◆ **DATASET ENTRIES**:

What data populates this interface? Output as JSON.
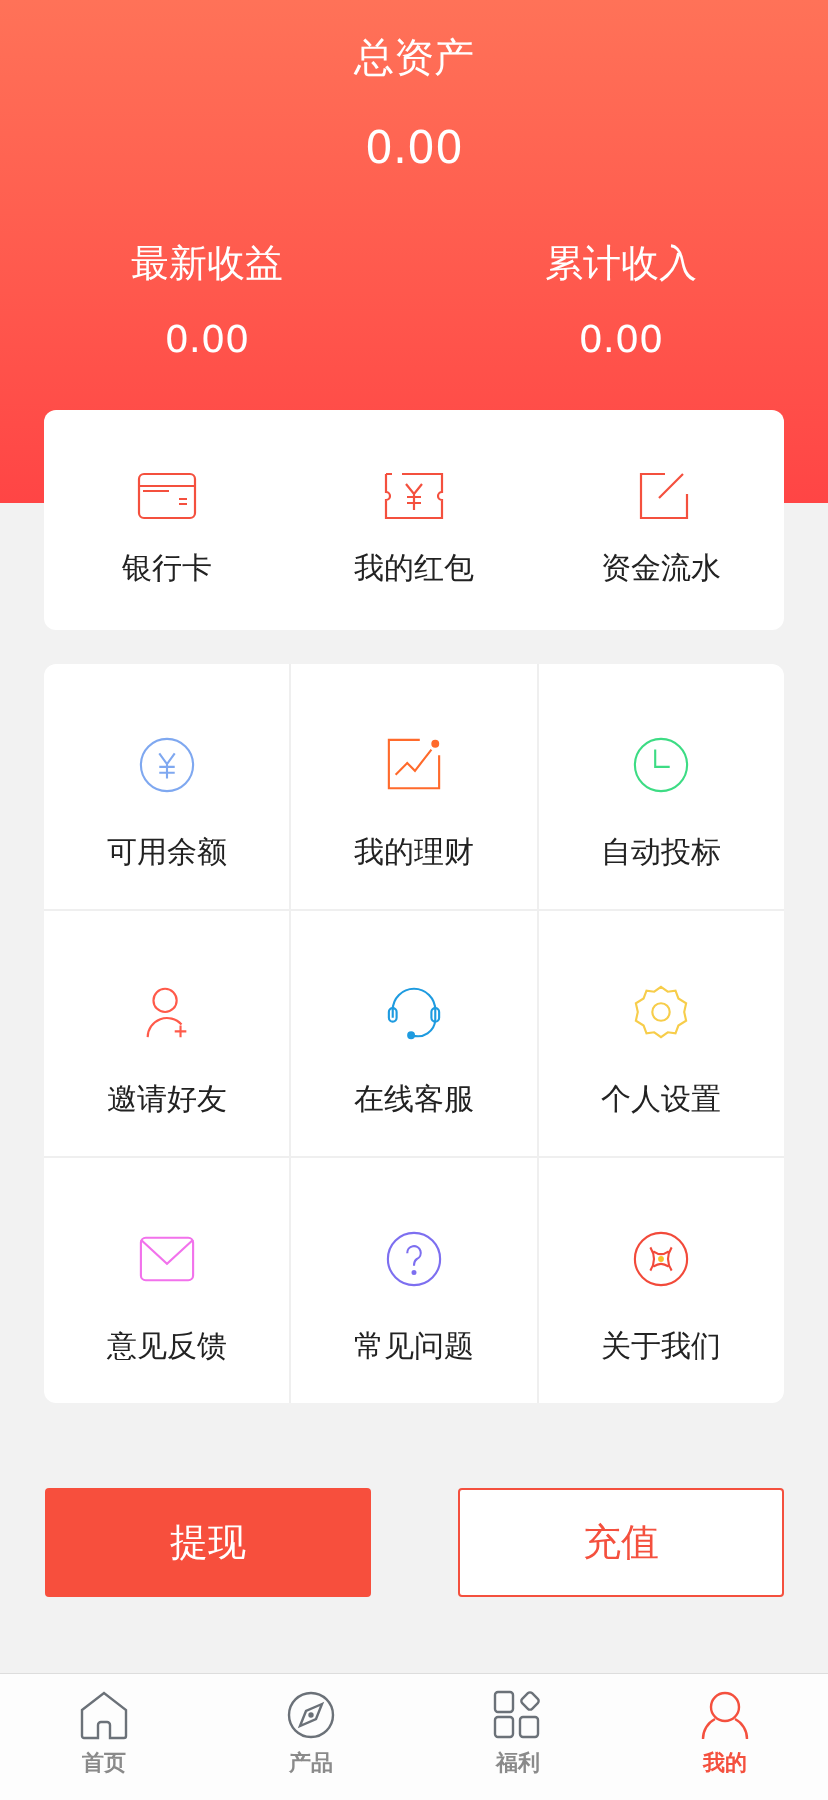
{
  "header": {
    "title": "总资产",
    "total": "0.00",
    "stats": [
      {
        "label": "最新收益",
        "value": "0.00"
      },
      {
        "label": "累计收入",
        "value": "0.00"
      }
    ]
  },
  "shortcuts": [
    {
      "label": "银行卡"
    },
    {
      "label": "我的红包"
    },
    {
      "label": "资金流水"
    }
  ],
  "grid": [
    {
      "label": "可用余额",
      "color": "#7fa8f0"
    },
    {
      "label": "我的理财",
      "color": "#ff6a2b"
    },
    {
      "label": "自动投标",
      "color": "#3ddc84"
    },
    {
      "label": "邀请好友",
      "color": "#ff5a4a"
    },
    {
      "label": "在线客服",
      "color": "#1e9be0"
    },
    {
      "label": "个人设置",
      "color": "#f7cd4a"
    },
    {
      "label": "意见反馈",
      "color": "#f272ec"
    },
    {
      "label": "常见问题",
      "color": "#7d6ff0"
    },
    {
      "label": "关于我们",
      "color": "#f24a3a"
    }
  ],
  "buttons": [
    {
      "label": "提现",
      "kind": "filled"
    },
    {
      "label": "充值",
      "kind": "outline"
    }
  ],
  "tabs": [
    {
      "label": "首页",
      "selected": false
    },
    {
      "label": "产品",
      "selected": false
    },
    {
      "label": "福利",
      "selected": false
    },
    {
      "label": "我的",
      "selected": true
    }
  ]
}
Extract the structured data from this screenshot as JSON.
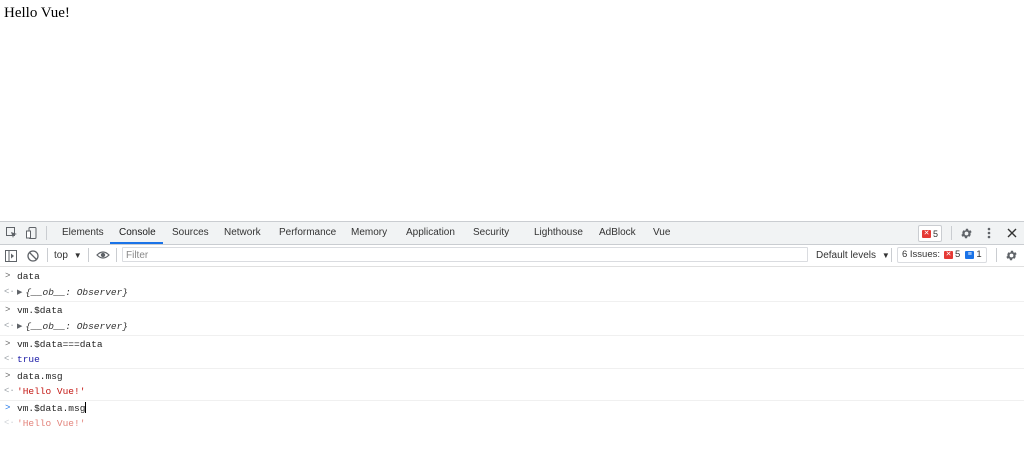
{
  "page": {
    "text": "Hello Vue!"
  },
  "devtools": {
    "tabs": [
      "Elements",
      "Console",
      "Sources",
      "Network",
      "Performance",
      "Memory",
      "Application",
      "Security",
      "Lighthouse",
      "AdBlock",
      "Vue"
    ],
    "active_tab": "Console",
    "error_count": "5",
    "toolbar": {
      "context": "top",
      "filter_placeholder": "Filter",
      "levels_label": "Default levels",
      "issues_label": "6 Issues:",
      "issues_errors": "5",
      "issues_info": "1"
    },
    "console": [
      {
        "type": "input",
        "text": "data"
      },
      {
        "type": "output",
        "text": "{__ob__: Observer}"
      },
      {
        "type": "input",
        "text": "vm.$data"
      },
      {
        "type": "output",
        "text": "{__ob__: Observer}"
      },
      {
        "type": "input",
        "text": "vm.$data===data"
      },
      {
        "type": "output",
        "text": "true"
      },
      {
        "type": "input",
        "text": "data.msg"
      },
      {
        "type": "output",
        "text": "'Hello Vue!'"
      },
      {
        "type": "input",
        "text": "vm.$data.msg"
      },
      {
        "type": "output",
        "text": "'Hello Vue!'"
      }
    ]
  },
  "colors": {
    "accent": "#1a73e8",
    "error": "#e53935",
    "string": "#c41a16"
  },
  "icons": [
    "inspect-icon",
    "device-toggle-icon",
    "more-menu-icon",
    "settings-icon",
    "close-icon",
    "sidebar-toggle-icon",
    "clear-console-icon",
    "eye-icon",
    "dropdown-arrow-icon"
  ]
}
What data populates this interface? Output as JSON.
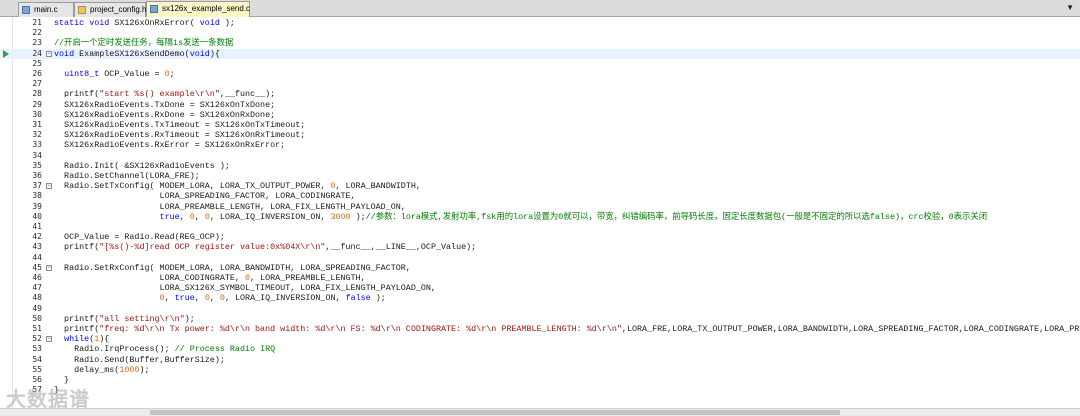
{
  "tabs": [
    {
      "label": "main.c",
      "type": "c"
    },
    {
      "label": "project_config.h",
      "type": "h"
    },
    {
      "label": "sx126x_example_send.c",
      "type": "c",
      "active": true
    }
  ],
  "tabbar_menu_icon": "dropdown-arrow-icon",
  "lines": [
    {
      "n": "21",
      "t": "static void SX126xOnRxError( void );"
    },
    {
      "n": "22",
      "t": ""
    },
    {
      "n": "23",
      "t": "//开启一个定时发送任务，每隔1s发送一条数据"
    },
    {
      "n": "24",
      "t": "void ExampleSX126xSendDemo(void){",
      "fold": true,
      "current": true
    },
    {
      "n": "25",
      "t": ""
    },
    {
      "n": "26",
      "t": "  uint8_t OCP_Value = 0;"
    },
    {
      "n": "27",
      "t": ""
    },
    {
      "n": "28",
      "t": "  printf(\"start %s() example\\r\\n\",__func__);"
    },
    {
      "n": "29",
      "t": "  SX126xRadioEvents.TxDone = SX126xOnTxDone;"
    },
    {
      "n": "30",
      "t": "  SX126xRadioEvents.RxDone = SX126xOnRxDone;"
    },
    {
      "n": "31",
      "t": "  SX126xRadioEvents.TxTimeout = SX126xOnTxTimeout;"
    },
    {
      "n": "32",
      "t": "  SX126xRadioEvents.RxTimeout = SX126xOnRxTimeout;"
    },
    {
      "n": "33",
      "t": "  SX126xRadioEvents.RxError = SX126xOnRxError;"
    },
    {
      "n": "34",
      "t": ""
    },
    {
      "n": "35",
      "t": "  Radio.Init( &SX126xRadioEvents );"
    },
    {
      "n": "36",
      "t": "  Radio.SetChannel(LORA_FRE);"
    },
    {
      "n": "37",
      "t": "  Radio.SetTxConfig( MODEM_LORA, LORA_TX_OUTPUT_POWER, 0, LORA_BANDWIDTH,",
      "fold": true
    },
    {
      "n": "38",
      "t": "                     LORA_SPREADING_FACTOR, LORA_CODINGRATE,"
    },
    {
      "n": "39",
      "t": "                     LORA_PREAMBLE_LENGTH, LORA_FIX_LENGTH_PAYLOAD_ON,"
    },
    {
      "n": "40",
      "t": "                     true, 0, 0, LORA_IQ_INVERSION_ON, 3000 );//参数：lora模式,发射功率,fsk用的lora设置为0就可以，带宽，纠错编码率，前导码长度，固定长度数据包(一般是不固定的所以选false)，crc校验，0表示关闭"
    },
    {
      "n": "41",
      "t": ""
    },
    {
      "n": "42",
      "t": "  OCP_Value = Radio.Read(REG_OCP);"
    },
    {
      "n": "43",
      "t": "  printf(\"[%s()-%d]read OCP register value:0x%04X\\r\\n\",__func__,__LINE__,OCP_Value);"
    },
    {
      "n": "44",
      "t": ""
    },
    {
      "n": "45",
      "t": "  Radio.SetRxConfig( MODEM_LORA, LORA_BANDWIDTH, LORA_SPREADING_FACTOR,",
      "fold": true
    },
    {
      "n": "46",
      "t": "                     LORA_CODINGRATE, 0, LORA_PREAMBLE_LENGTH,"
    },
    {
      "n": "47",
      "t": "                     LORA_SX126X_SYMBOL_TIMEOUT, LORA_FIX_LENGTH_PAYLOAD_ON,"
    },
    {
      "n": "48",
      "t": "                     0, true, 0, 0, LORA_IQ_INVERSION_ON, false );"
    },
    {
      "n": "49",
      "t": ""
    },
    {
      "n": "50",
      "t": "  printf(\"all setting\\r\\n\");"
    },
    {
      "n": "51",
      "t": "  printf(\"freq: %d\\r\\n Tx power: %d\\r\\n band width: %d\\r\\n FS: %d\\r\\n CODINGRATE: %d\\r\\n PREAMBLE_LENGTH: %d\\r\\n\",LORA_FRE,LORA_TX_OUTPUT_POWER,LORA_BANDWIDTH,LORA_SPREADING_FACTOR,LORA_CODINGRATE,LORA_PREAMBLE_LENGTH);"
    },
    {
      "n": "52",
      "t": "  while(1){",
      "fold": true
    },
    {
      "n": "53",
      "t": "    Radio.IrqProcess(); // Process Radio IRQ"
    },
    {
      "n": "54",
      "t": "    Radio.Send(Buffer,BufferSize);"
    },
    {
      "n": "55",
      "t": "    delay_ms(1000);"
    },
    {
      "n": "56",
      "t": "  }"
    },
    {
      "n": "57",
      "t": "}"
    }
  ],
  "colors": {
    "keyword": "#0000ff",
    "comment": "#008000",
    "string": "#a31515",
    "number": "#d2691e",
    "text": "#1a1a1a",
    "current_line": "#e8f2ff",
    "active_tab": "#fbf6c8"
  },
  "watermark": "大数据谱"
}
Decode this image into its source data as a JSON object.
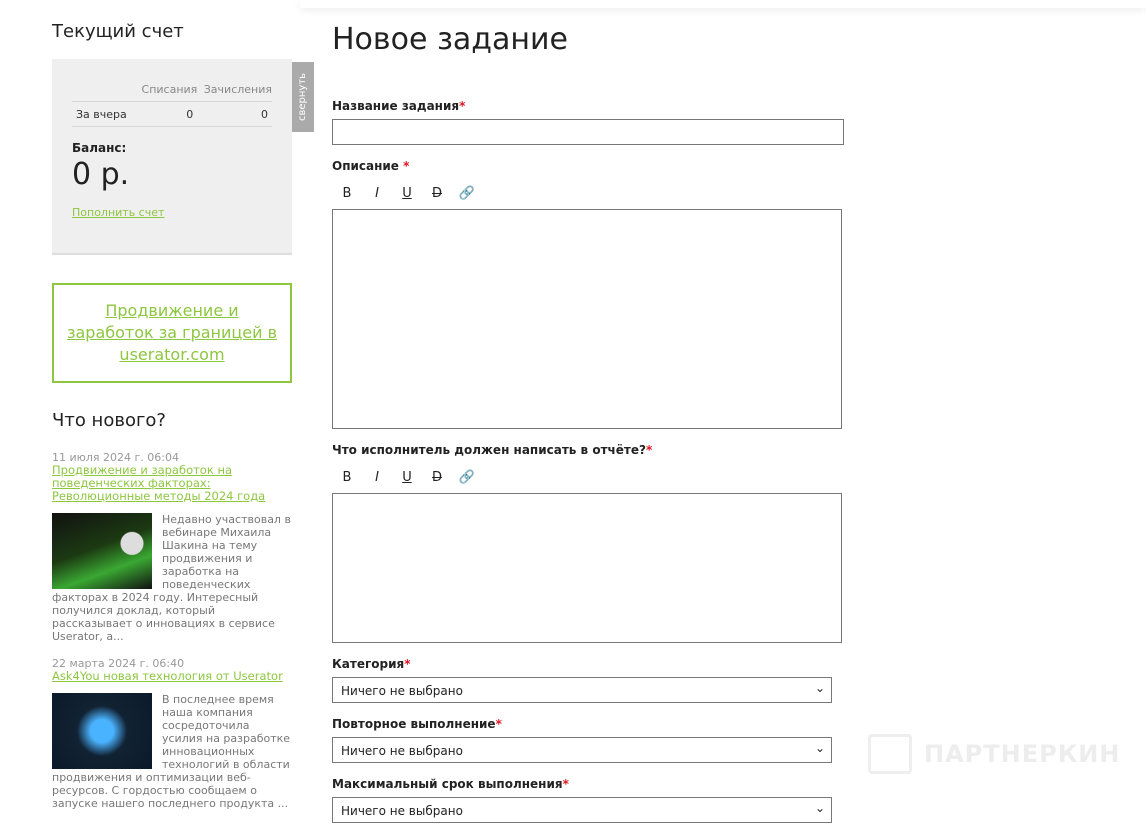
{
  "account": {
    "title": "Текущий счет",
    "col_debit": "Списания",
    "col_credit": "Зачисления",
    "row_label": "За вчера",
    "debit": "0",
    "credit": "0",
    "balance_label": "Баланс:",
    "balance": "0 р.",
    "topup": "Пополнить счет",
    "collapse": "свернуть"
  },
  "promo": "Продвижение и заработок за границей в userator.com",
  "news": {
    "title": "Что нового?",
    "items": [
      {
        "date": "11 июля 2024 г. 06:04",
        "title": "Продвижение и заработок на поведенческих факторах: Революционные методы 2024 года",
        "text": "Недавно участвовал в вебинаре Михаила Шакина на тему продвижения и заработка на поведенческих факторах в 2024 году. Интересный получился доклад, который рассказывает о инновациях в сервисе Userator, а..."
      },
      {
        "date": "22 марта 2024 г. 06:40",
        "title": "Ask4You новая технология от Userator",
        "text": "В последнее время наша компания сосредоточила усилия на разработке инновационных технологий в области продвижения и оптимизации веб-ресурсов. С гордостью сообщаем о запуске нашего последнего продукта ..."
      }
    ]
  },
  "form": {
    "title": "Новое задание",
    "name_label": "Название задания",
    "desc_label": "Описание",
    "report_label": "Что исполнитель должен написать в отчёте?",
    "category_label": "Категория",
    "repeat_label": "Повторное выполнение",
    "deadline_label": "Максимальный срок выполнения",
    "required": "*",
    "select_value": "Ничего не выбрано",
    "toolbar": {
      "bold": "B",
      "italic": "I",
      "underline": "U",
      "strike": "D"
    }
  },
  "watermark": "ПАРТНЕРКИН",
  "colors": {
    "accent": "#8dc63f",
    "required": "#e0141e"
  }
}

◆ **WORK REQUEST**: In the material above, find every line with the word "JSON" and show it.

◆ **RESULT BELOW**:
What data populates this interface? Output as JSON.
Extract the structured data from this screenshot as JSON.
What data populates this interface? Output as JSON.
Decode this image into its source data as a JSON object.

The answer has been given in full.